Records excerpted from a collection:
####

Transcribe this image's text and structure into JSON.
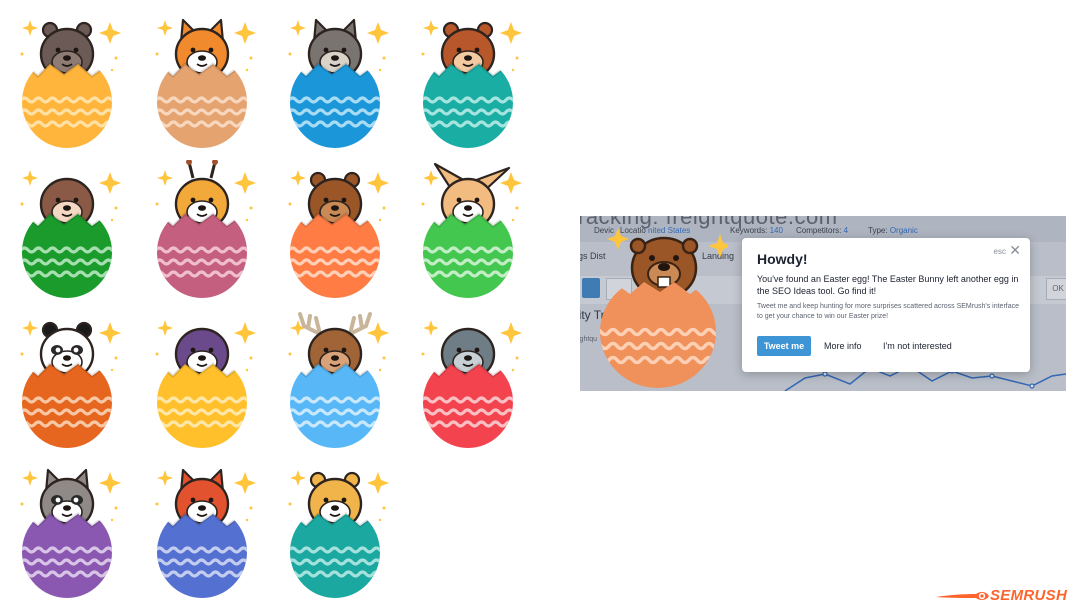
{
  "eggs": [
    {
      "animal": "sea-otter",
      "shell": "#ffb53b",
      "stripe": "#ffe1a6"
    },
    {
      "animal": "corgi",
      "shell": "#e5a370",
      "stripe": "#f8d7bf"
    },
    {
      "animal": "owl",
      "shell": "#1b97d9",
      "stripe": "#a8dcf5"
    },
    {
      "animal": "squirrel",
      "shell": "#1aada4",
      "stripe": "#a6e4df"
    },
    {
      "animal": "sloth",
      "shell": "#1a9b2c",
      "stripe": "#a8dfb1"
    },
    {
      "animal": "giraffe",
      "shell": "#c55f7f",
      "stripe": "#efbfcd"
    },
    {
      "animal": "beaver",
      "shell": "#ff7c44",
      "stripe": "#ffd0b8"
    },
    {
      "animal": "fennec-fox",
      "shell": "#44c74f",
      "stripe": "#c2edc6"
    },
    {
      "animal": "panda",
      "shell": "#e6661f",
      "stripe": "#f8c8a6"
    },
    {
      "animal": "eagle",
      "shell": "#ffc02b",
      "stripe": "#ffe7a8"
    },
    {
      "animal": "moose",
      "shell": "#58b8f7",
      "stripe": "#c8e8fd"
    },
    {
      "animal": "seal",
      "shell": "#f2434f",
      "stripe": "#fbc0c4"
    },
    {
      "animal": "raccoon",
      "shell": "#8a58b0",
      "stripe": "#d8c4e6"
    },
    {
      "animal": "red-panda",
      "shell": "#5470d0",
      "stripe": "#c4cdf0"
    },
    {
      "animal": "hamster",
      "shell": "#1aa8a0",
      "stripe": "#a6e2dd"
    }
  ],
  "screenshot": {
    "title": "racking: freightquote.com",
    "controls": {
      "device": "Devic",
      "location": "Locatio",
      "location_value": "nited States",
      "keywords_label": "Keywords:",
      "keywords_value": "140",
      "competitors_label": "Competitors:",
      "competitors_value": "4",
      "type_label": "Type:",
      "type_value": "Organic"
    },
    "tab1": "gs Dist",
    "tab2": "Landing",
    "ok_label": "OK",
    "section_title": "lity Tre",
    "section_sub": "ightqu",
    "dialog": {
      "esc": "esc",
      "close": "✕",
      "title": "Howdy!",
      "message": "You've found an Easter egg! The Easter Bunny left another egg in the SEO Ideas tool. Go find it!",
      "small": "Tweet me and keep hunting for more surprises scattered across SEMrush's interface to get your chance to win our Easter prize!",
      "tweet_button": "Tweet me",
      "more_info": "More info",
      "not_interested": "I'm not interested"
    },
    "beaver_shell": "#f0905a",
    "beaver_stripe": "#fbd0b4"
  },
  "logo": {
    "text": "SEMRUSH",
    "color": "#ff642d"
  }
}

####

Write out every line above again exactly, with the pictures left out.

Transcribe this image's text and structure into JSON.
{
  "eggs": [
    {
      "animal": "sea-otter",
      "shell": "#ffb53b",
      "stripe": "#ffe1a6"
    },
    {
      "animal": "corgi",
      "shell": "#e5a370",
      "stripe": "#f8d7bf"
    },
    {
      "animal": "owl",
      "shell": "#1b97d9",
      "stripe": "#a8dcf5"
    },
    {
      "animal": "squirrel",
      "shell": "#1aada4",
      "stripe": "#a6e4df"
    },
    {
      "animal": "sloth",
      "shell": "#1a9b2c",
      "stripe": "#a8dfb1"
    },
    {
      "animal": "giraffe",
      "shell": "#c55f7f",
      "stripe": "#efbfcd"
    },
    {
      "animal": "beaver",
      "shell": "#ff7c44",
      "stripe": "#ffd0b8"
    },
    {
      "animal": "fennec-fox",
      "shell": "#44c74f",
      "stripe": "#c2edc6"
    },
    {
      "animal": "panda",
      "shell": "#e6661f",
      "stripe": "#f8c8a6"
    },
    {
      "animal": "eagle",
      "shell": "#ffc02b",
      "stripe": "#ffe7a8"
    },
    {
      "animal": "moose",
      "shell": "#58b8f7",
      "stripe": "#c8e8fd"
    },
    {
      "animal": "seal",
      "shell": "#f2434f",
      "stripe": "#fbc0c4"
    },
    {
      "animal": "raccoon",
      "shell": "#8a58b0",
      "stripe": "#d8c4e6"
    },
    {
      "animal": "red-panda",
      "shell": "#5470d0",
      "stripe": "#c4cdf0"
    },
    {
      "animal": "hamster",
      "shell": "#1aa8a0",
      "stripe": "#a6e2dd"
    }
  ],
  "screenshot": {
    "title": "racking: freightquote.com",
    "controls": {
      "device": "Devic",
      "location": "Locatio",
      "location_value": "nited States",
      "keywords_label": "Keywords:",
      "keywords_value": "140",
      "competitors_label": "Competitors:",
      "competitors_value": "4",
      "type_label": "Type:",
      "type_value": "Organic"
    },
    "tab1": "gs Dist",
    "tab2": "Landing",
    "ok_label": "OK",
    "section_title": "lity Tre",
    "section_sub": "ightqu",
    "dialog": {
      "esc": "esc",
      "close": "✕",
      "title": "Howdy!",
      "message": "You've found an Easter egg! The Easter Bunny left another egg in the SEO Ideas tool. Go find it!",
      "small": "Tweet me and keep hunting for more surprises scattered across SEMrush's interface to get your chance to win our Easter prize!",
      "tweet_button": "Tweet me",
      "more_info": "More info",
      "not_interested": "I'm not interested"
    },
    "beaver_shell": "#f0905a",
    "beaver_stripe": "#fbd0b4"
  },
  "logo": {
    "text": "SEMRUSH",
    "color": "#ff642d"
  }
}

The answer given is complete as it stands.